Supplied data>
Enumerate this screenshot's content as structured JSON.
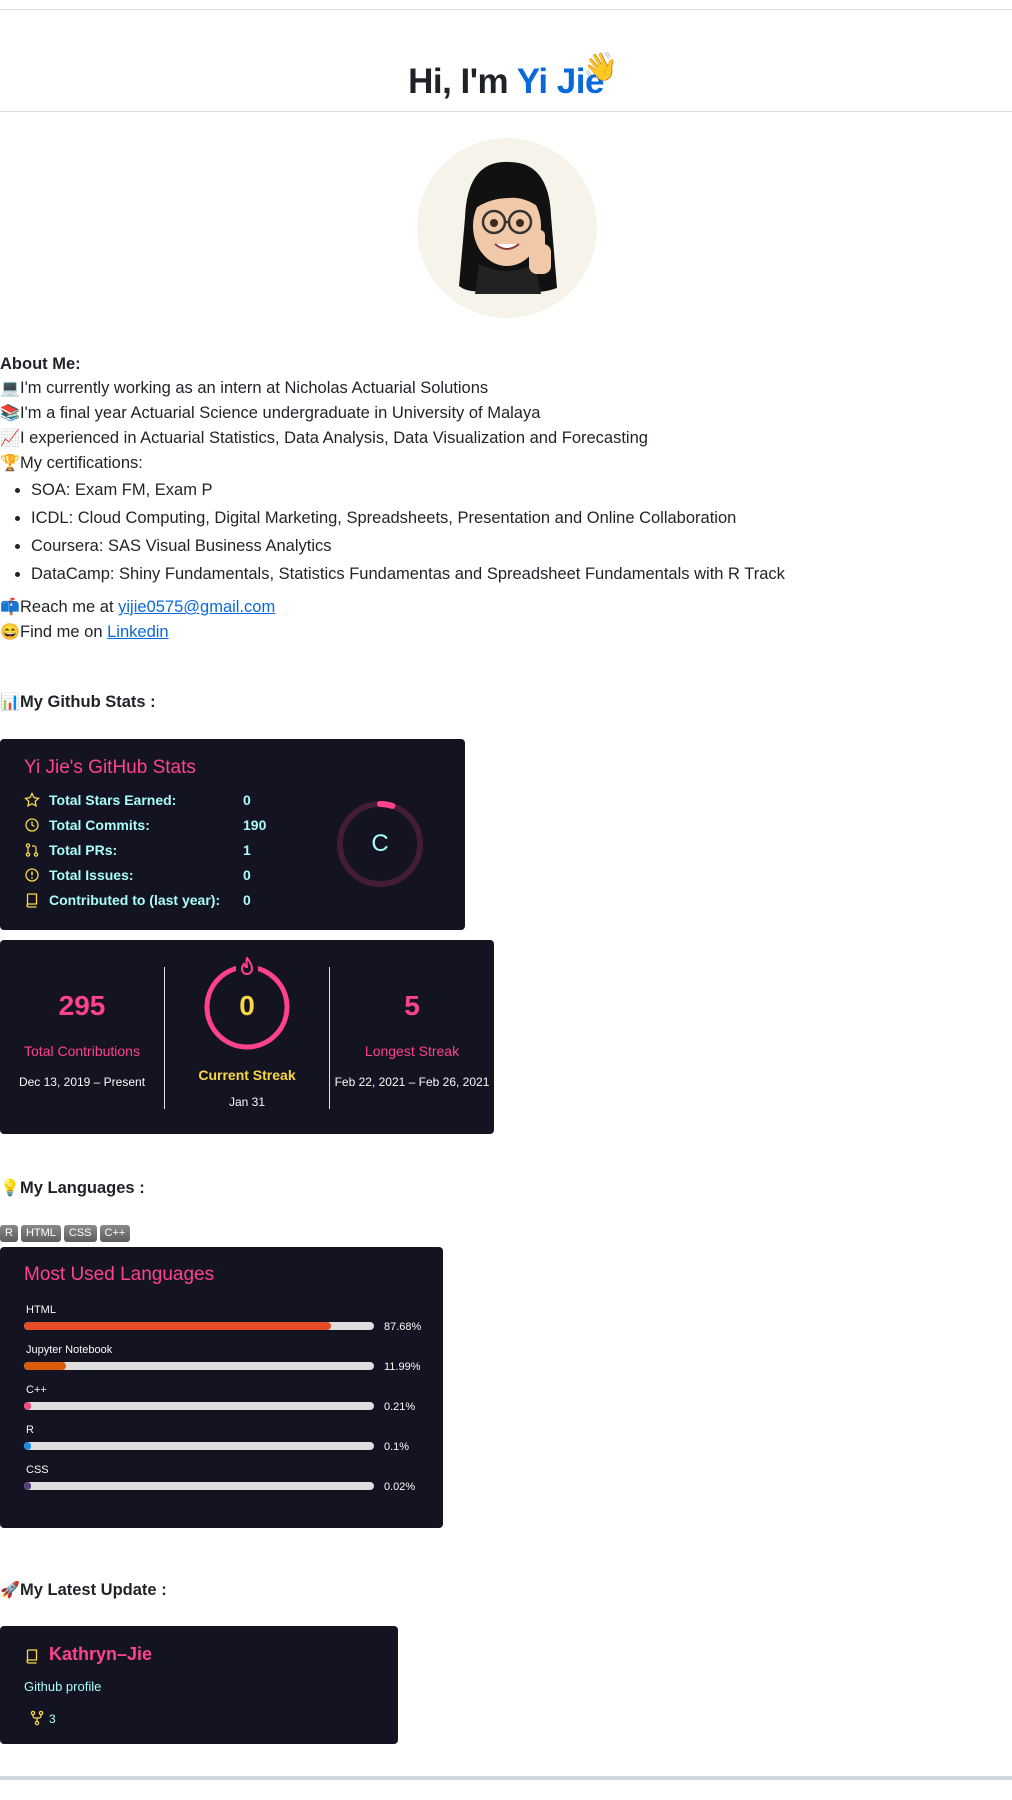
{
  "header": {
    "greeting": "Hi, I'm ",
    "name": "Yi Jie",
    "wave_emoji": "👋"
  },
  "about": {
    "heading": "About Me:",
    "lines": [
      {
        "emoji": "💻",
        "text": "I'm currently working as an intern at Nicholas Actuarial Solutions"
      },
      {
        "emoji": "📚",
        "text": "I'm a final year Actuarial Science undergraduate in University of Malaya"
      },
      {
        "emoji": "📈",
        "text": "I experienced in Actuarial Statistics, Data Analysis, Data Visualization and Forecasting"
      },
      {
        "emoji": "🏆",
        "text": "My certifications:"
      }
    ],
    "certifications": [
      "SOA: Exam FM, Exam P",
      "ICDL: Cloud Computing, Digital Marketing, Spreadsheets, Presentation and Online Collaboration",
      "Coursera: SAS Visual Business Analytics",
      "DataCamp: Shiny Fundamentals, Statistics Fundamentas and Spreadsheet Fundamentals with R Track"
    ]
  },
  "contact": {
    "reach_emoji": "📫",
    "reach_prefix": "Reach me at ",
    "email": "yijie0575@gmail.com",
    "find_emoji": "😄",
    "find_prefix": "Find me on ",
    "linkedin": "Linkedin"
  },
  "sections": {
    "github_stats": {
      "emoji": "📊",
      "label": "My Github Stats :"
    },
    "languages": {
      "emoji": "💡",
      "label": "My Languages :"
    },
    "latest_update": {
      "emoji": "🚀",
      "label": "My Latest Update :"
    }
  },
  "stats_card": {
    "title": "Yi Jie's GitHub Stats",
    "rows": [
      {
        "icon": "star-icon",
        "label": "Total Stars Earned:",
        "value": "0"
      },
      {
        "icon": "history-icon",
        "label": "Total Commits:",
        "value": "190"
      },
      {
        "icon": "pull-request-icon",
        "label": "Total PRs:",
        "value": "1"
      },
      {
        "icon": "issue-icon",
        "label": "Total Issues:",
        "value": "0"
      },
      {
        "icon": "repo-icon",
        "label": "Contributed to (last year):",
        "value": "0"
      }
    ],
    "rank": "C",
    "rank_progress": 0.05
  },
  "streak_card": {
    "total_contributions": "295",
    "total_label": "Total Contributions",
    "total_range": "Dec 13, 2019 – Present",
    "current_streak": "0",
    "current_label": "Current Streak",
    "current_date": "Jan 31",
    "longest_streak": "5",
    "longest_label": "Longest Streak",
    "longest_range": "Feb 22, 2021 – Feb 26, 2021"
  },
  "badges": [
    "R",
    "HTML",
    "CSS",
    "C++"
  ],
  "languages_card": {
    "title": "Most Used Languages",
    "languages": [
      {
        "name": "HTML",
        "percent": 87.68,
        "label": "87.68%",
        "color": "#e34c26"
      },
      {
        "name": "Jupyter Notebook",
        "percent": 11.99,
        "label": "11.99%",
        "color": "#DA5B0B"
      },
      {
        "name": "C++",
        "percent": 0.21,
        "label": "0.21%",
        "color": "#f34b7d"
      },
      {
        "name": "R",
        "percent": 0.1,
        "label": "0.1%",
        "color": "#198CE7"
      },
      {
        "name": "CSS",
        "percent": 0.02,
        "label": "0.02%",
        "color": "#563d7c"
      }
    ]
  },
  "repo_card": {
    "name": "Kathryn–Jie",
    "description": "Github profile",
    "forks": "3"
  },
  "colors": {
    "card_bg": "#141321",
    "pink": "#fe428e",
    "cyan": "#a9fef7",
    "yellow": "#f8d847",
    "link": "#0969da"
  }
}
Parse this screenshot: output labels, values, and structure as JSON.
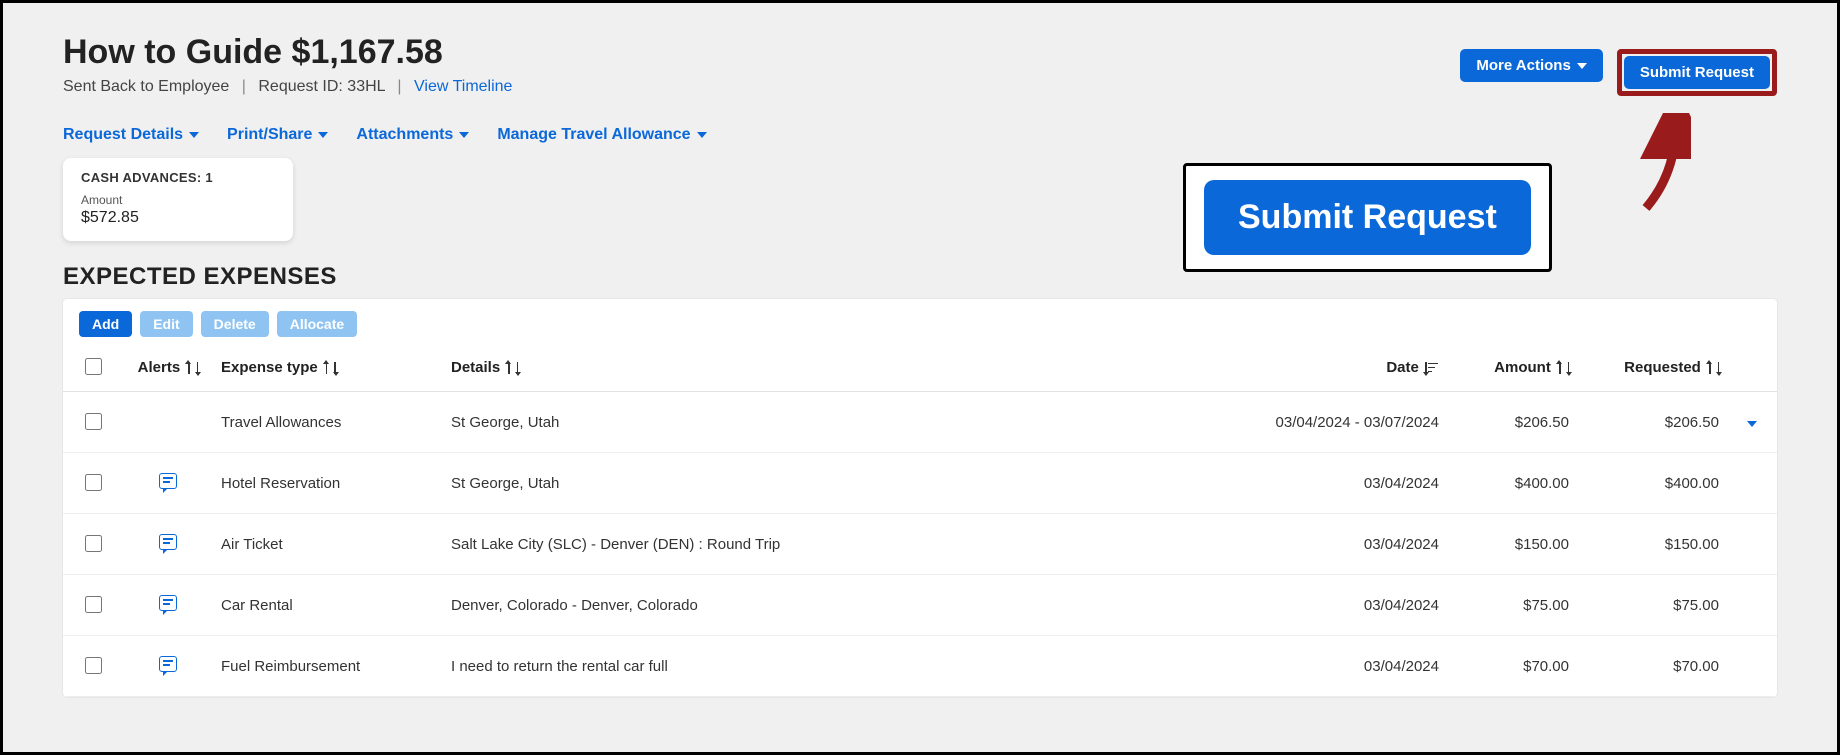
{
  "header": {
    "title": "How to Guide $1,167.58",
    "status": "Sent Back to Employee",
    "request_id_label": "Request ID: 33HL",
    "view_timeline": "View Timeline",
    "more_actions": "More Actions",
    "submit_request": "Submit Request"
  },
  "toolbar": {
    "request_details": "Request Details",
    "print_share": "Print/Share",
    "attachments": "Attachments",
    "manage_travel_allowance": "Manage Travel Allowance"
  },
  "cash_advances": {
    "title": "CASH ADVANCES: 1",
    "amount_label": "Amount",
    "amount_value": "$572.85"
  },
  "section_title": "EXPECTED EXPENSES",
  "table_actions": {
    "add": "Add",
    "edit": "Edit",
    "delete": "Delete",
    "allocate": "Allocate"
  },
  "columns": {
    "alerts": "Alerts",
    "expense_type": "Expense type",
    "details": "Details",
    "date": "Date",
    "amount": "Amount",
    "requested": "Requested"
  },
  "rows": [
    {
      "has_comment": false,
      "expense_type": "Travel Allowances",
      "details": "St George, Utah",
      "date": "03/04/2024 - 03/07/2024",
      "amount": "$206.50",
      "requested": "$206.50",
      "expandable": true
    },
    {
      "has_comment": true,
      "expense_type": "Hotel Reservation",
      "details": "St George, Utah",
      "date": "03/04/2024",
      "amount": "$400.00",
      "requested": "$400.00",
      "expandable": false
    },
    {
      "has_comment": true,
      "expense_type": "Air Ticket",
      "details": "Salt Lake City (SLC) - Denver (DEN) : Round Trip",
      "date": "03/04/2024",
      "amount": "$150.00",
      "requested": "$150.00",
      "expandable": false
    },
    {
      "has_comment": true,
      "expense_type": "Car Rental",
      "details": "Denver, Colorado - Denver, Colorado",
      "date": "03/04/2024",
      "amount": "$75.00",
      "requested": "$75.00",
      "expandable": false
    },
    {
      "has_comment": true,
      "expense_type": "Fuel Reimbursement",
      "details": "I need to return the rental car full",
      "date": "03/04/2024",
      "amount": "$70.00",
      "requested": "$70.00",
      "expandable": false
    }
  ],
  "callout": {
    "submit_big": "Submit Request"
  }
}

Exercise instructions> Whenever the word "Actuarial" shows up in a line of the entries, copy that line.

Expected output>
        "text": "I'm currently working as an intern at Nicholas Actuarial Solutions"
        "text": "I'm a final year Actuarial Science undergraduate in University of Malaya"
        "text": "I experienced in Actuarial Statistics, Data Analysis, Data Visualization and Forecasting"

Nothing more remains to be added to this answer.